A sigh of relief could be heard at Ganden yesterday, after phone reactions from the managers at institutional investors to Dankner's offer of early repayment of the bonds were relatively positive.

Dankner's new offer was sent simultaneously yesterday to the press and to the offices of provident funds and insurance companies that hold the bonds.

The anger was mostly for the loan Azorim granted Ganden, allowing Ganden to come up with requisite equity for the IDB takeover. Maalot and the bondholders found out about the use for the money after the fact. Maalot said the NIS 250 million loan damaged Azorim's financial stability, the guarantees on the private bonds Nochi sold, and its credit rating.

In efforts to prevent bondholders from demanding immediate repayment or legal proceedings, and in an effort to reduce the serious image damage, Dankner sent a letter yesterday offering early repayment of the NIS 113 million May 2002 bond series.

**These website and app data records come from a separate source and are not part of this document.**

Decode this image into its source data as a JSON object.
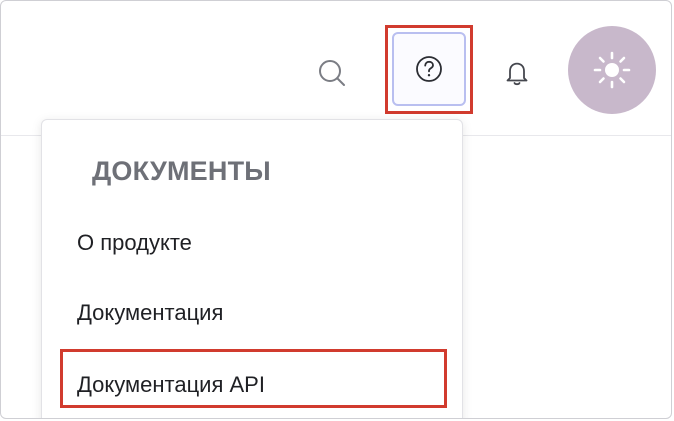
{
  "header": {
    "search_icon": "search-icon",
    "help_icon": "help-icon",
    "bell_icon": "bell-icon",
    "avatar_icon": "sun-icon"
  },
  "dropdown": {
    "heading": "ДОКУМЕНТЫ",
    "items": [
      {
        "label": "О продукте"
      },
      {
        "label": "Документация"
      },
      {
        "label": "Документация API"
      }
    ]
  },
  "colors": {
    "highlight": "#d13b2e",
    "avatar": "#c8b8cb",
    "help_border": "#b9bff0",
    "heading_text": "#6e7077"
  }
}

For institutionals who opt to keep the paper, Nochi sweetened the pot with a 1.4 percent interest rate hike. He stated in the letter that the claims against him stemmed from a clause in the bond instructions that guaranteed the right to early repayment if Azorim decided to buy shares in IDB.

Dankner emphasized that the company's and its legal advisors' position is that the charges published are baseless, and that the proffer stems from his desire to maintain cooperation and close relations with the financial market. Nochi controls some of the largest companies in Israel, the backbone of Israel's money markets, and wants to continue using institutional financing. He was, therefore, extremely concerned by the negative ramifications of the bond drama.

Ganden's shareholders put $15 million into the company to facilitate the repayment.

The institutionals remained a little uncomfortable yesterday in part because the early repayment was offered only to Series 4 bondholders, and not to Series 3. Series 4 was deemed more problematic due to two clauses in the instructions. One prohibited Azorim from buying into IDB, which Dankner circumvented by using the funds to lend to Ganden. The other clause guaranteed Series 4-holders the right to demand repayment in May 2004. If the bondholders hadn't received what they wanted now, they would have used the second option anyway.

One investment company manager said yesterday that from now on, corporate bonds from any companies associated with Nochi Dankner or IDB would be examined in a different light, with the understanding that it could be a ruse for some other financial shenanigans.